» Task requirements
From the entries below, pull out each line where "value" appears.

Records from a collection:
● ● ● ● ●

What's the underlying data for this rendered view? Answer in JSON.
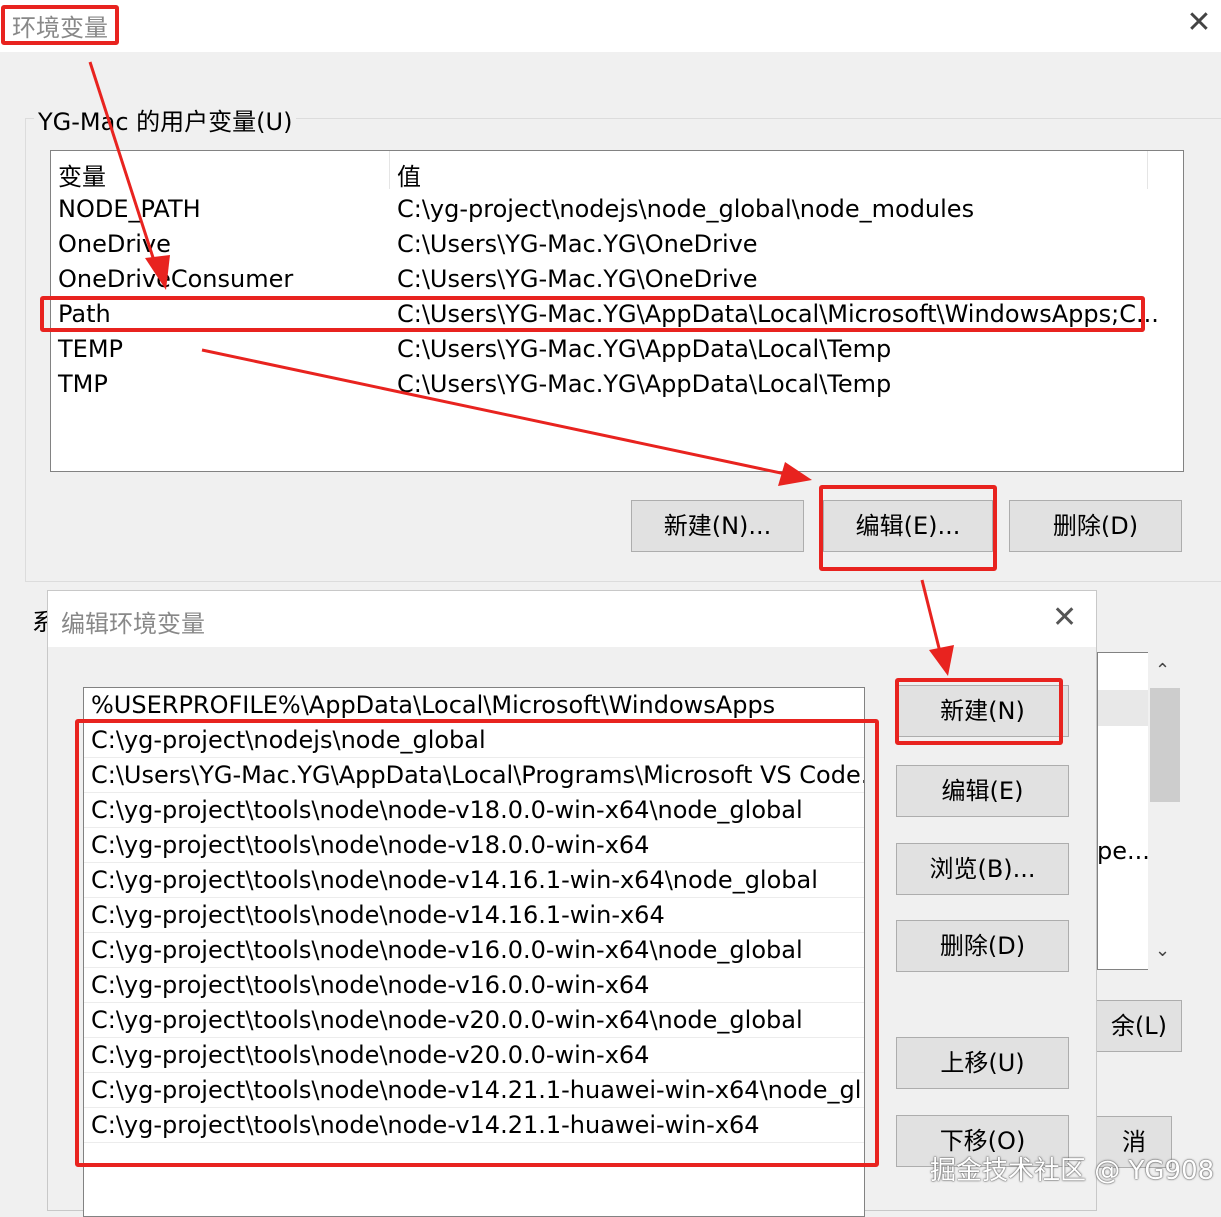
{
  "outer_dialog": {
    "title": "环境变量",
    "user_group_label": "YG-Mac 的用户变量(U)",
    "columns": {
      "name": "变量",
      "value": "值"
    },
    "user_vars": [
      {
        "name": "NODE_PATH",
        "value": "C:\\yg-project\\nodejs\\node_global\\node_modules"
      },
      {
        "name": "OneDrive",
        "value": "C:\\Users\\YG-Mac.YG\\OneDrive"
      },
      {
        "name": "OneDriveConsumer",
        "value": "C:\\Users\\YG-Mac.YG\\OneDrive"
      },
      {
        "name": "Path",
        "value": "C:\\Users\\YG-Mac.YG\\AppData\\Local\\Microsoft\\WindowsApps;C..."
      },
      {
        "name": "TEMP",
        "value": "C:\\Users\\YG-Mac.YG\\AppData\\Local\\Temp"
      },
      {
        "name": "TMP",
        "value": "C:\\Users\\YG-Mac.YG\\AppData\\Local\\Temp"
      }
    ],
    "buttons": {
      "new": "新建(N)...",
      "edit": "编辑(E)...",
      "delete": "删除(D)"
    },
    "sys_group_label_peek": "系",
    "sys_text_peek": "pe...",
    "sys_delete_peek": "余(L)",
    "cancel_peek": "消"
  },
  "inner_dialog": {
    "title": "编辑环境变量",
    "paths": [
      "%USERPROFILE%\\AppData\\Local\\Microsoft\\WindowsApps",
      "C:\\yg-project\\nodejs\\node_global",
      "C:\\Users\\YG-Mac.YG\\AppData\\Local\\Programs\\Microsoft VS Code...",
      "C:\\yg-project\\tools\\node\\node-v18.0.0-win-x64\\node_global",
      "C:\\yg-project\\tools\\node\\node-v18.0.0-win-x64",
      "C:\\yg-project\\tools\\node\\node-v14.16.1-win-x64\\node_global",
      "C:\\yg-project\\tools\\node\\node-v14.16.1-win-x64",
      "C:\\yg-project\\tools\\node\\node-v16.0.0-win-x64\\node_global",
      "C:\\yg-project\\tools\\node\\node-v16.0.0-win-x64",
      "C:\\yg-project\\tools\\node\\node-v20.0.0-win-x64\\node_global",
      "C:\\yg-project\\tools\\node\\node-v20.0.0-win-x64",
      "C:\\yg-project\\tools\\node\\node-v14.21.1-huawei-win-x64\\node_gl...",
      "C:\\yg-project\\tools\\node\\node-v14.21.1-huawei-win-x64"
    ],
    "buttons": {
      "new": "新建(N)",
      "edit": "编辑(E)",
      "browse": "浏览(B)...",
      "delete": "删除(D)",
      "move_up": "上移(U)",
      "move_down": "下移(O)"
    }
  },
  "watermark": "掘金技术社区 @ YG908",
  "annotation_color": "#e8231f"
}
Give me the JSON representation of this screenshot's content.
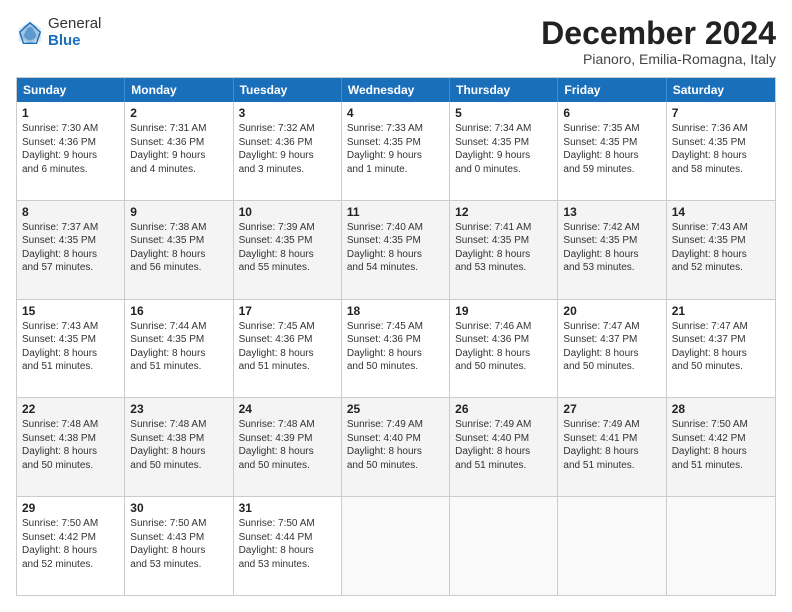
{
  "logo": {
    "general": "General",
    "blue": "Blue"
  },
  "title": "December 2024",
  "location": "Pianoro, Emilia-Romagna, Italy",
  "header_days": [
    "Sunday",
    "Monday",
    "Tuesday",
    "Wednesday",
    "Thursday",
    "Friday",
    "Saturday"
  ],
  "weeks": [
    [
      {
        "day": "1",
        "info": "Sunrise: 7:30 AM\nSunset: 4:36 PM\nDaylight: 9 hours\nand 6 minutes."
      },
      {
        "day": "2",
        "info": "Sunrise: 7:31 AM\nSunset: 4:36 PM\nDaylight: 9 hours\nand 4 minutes."
      },
      {
        "day": "3",
        "info": "Sunrise: 7:32 AM\nSunset: 4:36 PM\nDaylight: 9 hours\nand 3 minutes."
      },
      {
        "day": "4",
        "info": "Sunrise: 7:33 AM\nSunset: 4:35 PM\nDaylight: 9 hours\nand 1 minute."
      },
      {
        "day": "5",
        "info": "Sunrise: 7:34 AM\nSunset: 4:35 PM\nDaylight: 9 hours\nand 0 minutes."
      },
      {
        "day": "6",
        "info": "Sunrise: 7:35 AM\nSunset: 4:35 PM\nDaylight: 8 hours\nand 59 minutes."
      },
      {
        "day": "7",
        "info": "Sunrise: 7:36 AM\nSunset: 4:35 PM\nDaylight: 8 hours\nand 58 minutes."
      }
    ],
    [
      {
        "day": "8",
        "info": "Sunrise: 7:37 AM\nSunset: 4:35 PM\nDaylight: 8 hours\nand 57 minutes."
      },
      {
        "day": "9",
        "info": "Sunrise: 7:38 AM\nSunset: 4:35 PM\nDaylight: 8 hours\nand 56 minutes."
      },
      {
        "day": "10",
        "info": "Sunrise: 7:39 AM\nSunset: 4:35 PM\nDaylight: 8 hours\nand 55 minutes."
      },
      {
        "day": "11",
        "info": "Sunrise: 7:40 AM\nSunset: 4:35 PM\nDaylight: 8 hours\nand 54 minutes."
      },
      {
        "day": "12",
        "info": "Sunrise: 7:41 AM\nSunset: 4:35 PM\nDaylight: 8 hours\nand 53 minutes."
      },
      {
        "day": "13",
        "info": "Sunrise: 7:42 AM\nSunset: 4:35 PM\nDaylight: 8 hours\nand 53 minutes."
      },
      {
        "day": "14",
        "info": "Sunrise: 7:43 AM\nSunset: 4:35 PM\nDaylight: 8 hours\nand 52 minutes."
      }
    ],
    [
      {
        "day": "15",
        "info": "Sunrise: 7:43 AM\nSunset: 4:35 PM\nDaylight: 8 hours\nand 51 minutes."
      },
      {
        "day": "16",
        "info": "Sunrise: 7:44 AM\nSunset: 4:35 PM\nDaylight: 8 hours\nand 51 minutes."
      },
      {
        "day": "17",
        "info": "Sunrise: 7:45 AM\nSunset: 4:36 PM\nDaylight: 8 hours\nand 51 minutes."
      },
      {
        "day": "18",
        "info": "Sunrise: 7:45 AM\nSunset: 4:36 PM\nDaylight: 8 hours\nand 50 minutes."
      },
      {
        "day": "19",
        "info": "Sunrise: 7:46 AM\nSunset: 4:36 PM\nDaylight: 8 hours\nand 50 minutes."
      },
      {
        "day": "20",
        "info": "Sunrise: 7:47 AM\nSunset: 4:37 PM\nDaylight: 8 hours\nand 50 minutes."
      },
      {
        "day": "21",
        "info": "Sunrise: 7:47 AM\nSunset: 4:37 PM\nDaylight: 8 hours\nand 50 minutes."
      }
    ],
    [
      {
        "day": "22",
        "info": "Sunrise: 7:48 AM\nSunset: 4:38 PM\nDaylight: 8 hours\nand 50 minutes."
      },
      {
        "day": "23",
        "info": "Sunrise: 7:48 AM\nSunset: 4:38 PM\nDaylight: 8 hours\nand 50 minutes."
      },
      {
        "day": "24",
        "info": "Sunrise: 7:48 AM\nSunset: 4:39 PM\nDaylight: 8 hours\nand 50 minutes."
      },
      {
        "day": "25",
        "info": "Sunrise: 7:49 AM\nSunset: 4:40 PM\nDaylight: 8 hours\nand 50 minutes."
      },
      {
        "day": "26",
        "info": "Sunrise: 7:49 AM\nSunset: 4:40 PM\nDaylight: 8 hours\nand 51 minutes."
      },
      {
        "day": "27",
        "info": "Sunrise: 7:49 AM\nSunset: 4:41 PM\nDaylight: 8 hours\nand 51 minutes."
      },
      {
        "day": "28",
        "info": "Sunrise: 7:50 AM\nSunset: 4:42 PM\nDaylight: 8 hours\nand 51 minutes."
      }
    ],
    [
      {
        "day": "29",
        "info": "Sunrise: 7:50 AM\nSunset: 4:42 PM\nDaylight: 8 hours\nand 52 minutes."
      },
      {
        "day": "30",
        "info": "Sunrise: 7:50 AM\nSunset: 4:43 PM\nDaylight: 8 hours\nand 53 minutes."
      },
      {
        "day": "31",
        "info": "Sunrise: 7:50 AM\nSunset: 4:44 PM\nDaylight: 8 hours\nand 53 minutes."
      },
      {
        "day": "",
        "info": ""
      },
      {
        "day": "",
        "info": ""
      },
      {
        "day": "",
        "info": ""
      },
      {
        "day": "",
        "info": ""
      }
    ]
  ]
}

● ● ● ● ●

» Result of the exercise
      "value": "值"
        "value": "C:\\yg-project\\nodejs\\node_global\\node_modules"
        "value": "C:\\Users\\YG-Mac.YG\\OneDrive"
        "value": "C:\\Users\\YG-Mac.YG\\OneDrive"
        "value": "C:\\Users\\YG-Mac.YG\\AppData\\Local\\Microsoft\\WindowsApps;C..."
        "value": "C:\\Users\\YG-Mac.YG\\AppData\\Local\\Temp"
        "value": "C:\\Users\\YG-Mac.YG\\AppData\\Local\\Temp"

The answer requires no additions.